She was upset, she was annoyed, she began her rant.
This is all about care homes or homes or whatever you want to call ‘em – places to lock up people like me. Not very nice if you ask me.
And they are effing awful. I’ve been in a few, really nasty, wake you up at six in the morning, awful food, you have to watch some awful program on TV, awful food again, more TV, lights out at six, really effing awful.
Most of them women just sit there looking at the wall all day long. Or they sit in the hallway and watch the other people go by. Then comes a carer and jams handfuls of pills into their mouths – painfully awful.
I’ve been pushed into these places, homes you call them, and every time I managed to escape. That’s why I stay with Matron; she is good to us.
You say that Matron does funny things, funny things with us. She does that to keep us happy. She tells us when she wants to do funny things to us. Very funny things I must say, but we always say yes because she is always so good to us. And all the funny things are great fun, I like them so much.
That’s why I stay with Matron; she is good to us, she looks after us, we can do what we like, even watch TV if we like, any program we like.
I does the ironing. I like it best when I'm ironing thick cotton things – I can really press heavily. I'm strong and I'm heavy. I does the ironing.
Nobody could stop her, Matron tried, the clerk of the court tried, even the magistrate. Mrs Happy ranted without stop, she got louder, she repeated the rant, she got louder, she repeated the rant.
The magistrate adjourned the court for lunch. Mrs Happy ranted. Matron fed her biscuits.

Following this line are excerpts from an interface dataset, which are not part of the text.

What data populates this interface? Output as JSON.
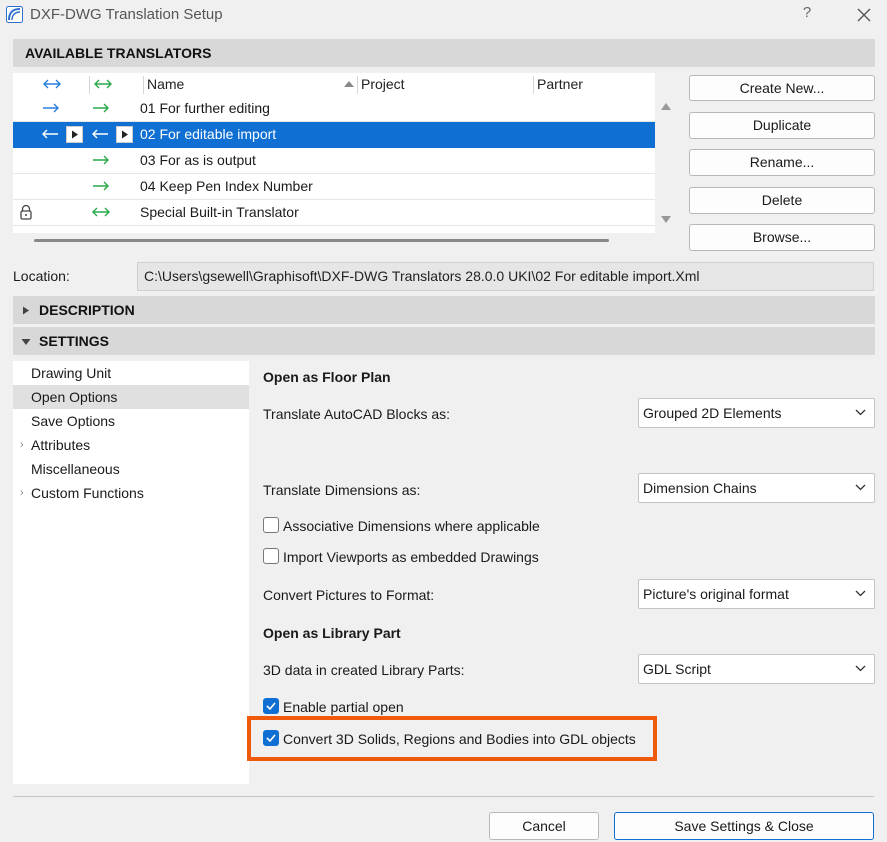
{
  "window": {
    "title": "DXF-DWG Translation Setup",
    "help_label": "?"
  },
  "translators": {
    "section_title": "AVAILABLE TRANSLATORS",
    "columns": {
      "name": "Name",
      "project": "Project",
      "partner": "Partner"
    },
    "rows": [
      {
        "name": "01 For further editing"
      },
      {
        "name": "02 For editable import",
        "selected": true
      },
      {
        "name": "03 For as is output"
      },
      {
        "name": "04 Keep Pen Index Number"
      },
      {
        "name": "Special Built-in Translator"
      }
    ]
  },
  "buttons": {
    "create_new": "Create New...",
    "duplicate": "Duplicate",
    "rename": "Rename...",
    "delete": "Delete",
    "browse": "Browse..."
  },
  "location": {
    "label": "Location:",
    "value": "C:\\Users\\gsewell\\Graphisoft\\DXF-DWG Translators 28.0.0 UKI\\02 For editable import.Xml"
  },
  "description": {
    "section_title": "DESCRIPTION"
  },
  "settings": {
    "section_title": "SETTINGS",
    "nav": [
      {
        "label": "Drawing Unit"
      },
      {
        "label": "Open Options"
      },
      {
        "label": "Save Options"
      },
      {
        "label": "Attributes"
      },
      {
        "label": "Miscellaneous"
      },
      {
        "label": "Custom Functions"
      }
    ],
    "open_floor_plan": {
      "title": "Open as Floor Plan",
      "blocks_label": "Translate AutoCAD Blocks as:",
      "blocks_value": "Grouped 2D Elements",
      "dimensions_label": "Translate Dimensions as:",
      "dimensions_value": "Dimension Chains",
      "assoc_dims_label": "Associative Dimensions where applicable",
      "assoc_dims_checked": false,
      "viewports_label": "Import Viewports as embedded Drawings",
      "viewports_checked": false,
      "pictures_label": "Convert Pictures to Format:",
      "pictures_value": "Picture's original format"
    },
    "open_library_part": {
      "title": "Open as Library Part",
      "data3d_label": "3D data in created Library Parts:",
      "data3d_value": "GDL Script",
      "partial_open_label": "Enable partial open",
      "partial_open_checked": true,
      "convert_solids_label": "Convert 3D Solids, Regions and Bodies into GDL objects",
      "convert_solids_checked": true
    }
  },
  "footer": {
    "cancel": "Cancel",
    "save_close": "Save Settings & Close"
  },
  "colors": {
    "selection": "#0f6fd2",
    "highlight_box": "#f05a0a",
    "arrow_blue": "#2a7fe0",
    "arrow_green": "#2aa84a"
  }
}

After lunch, after half an hour of continuous ranting, the magistrate had had enough; he adjourned the court till the next day. The court room emptied, just Matron and the ranter.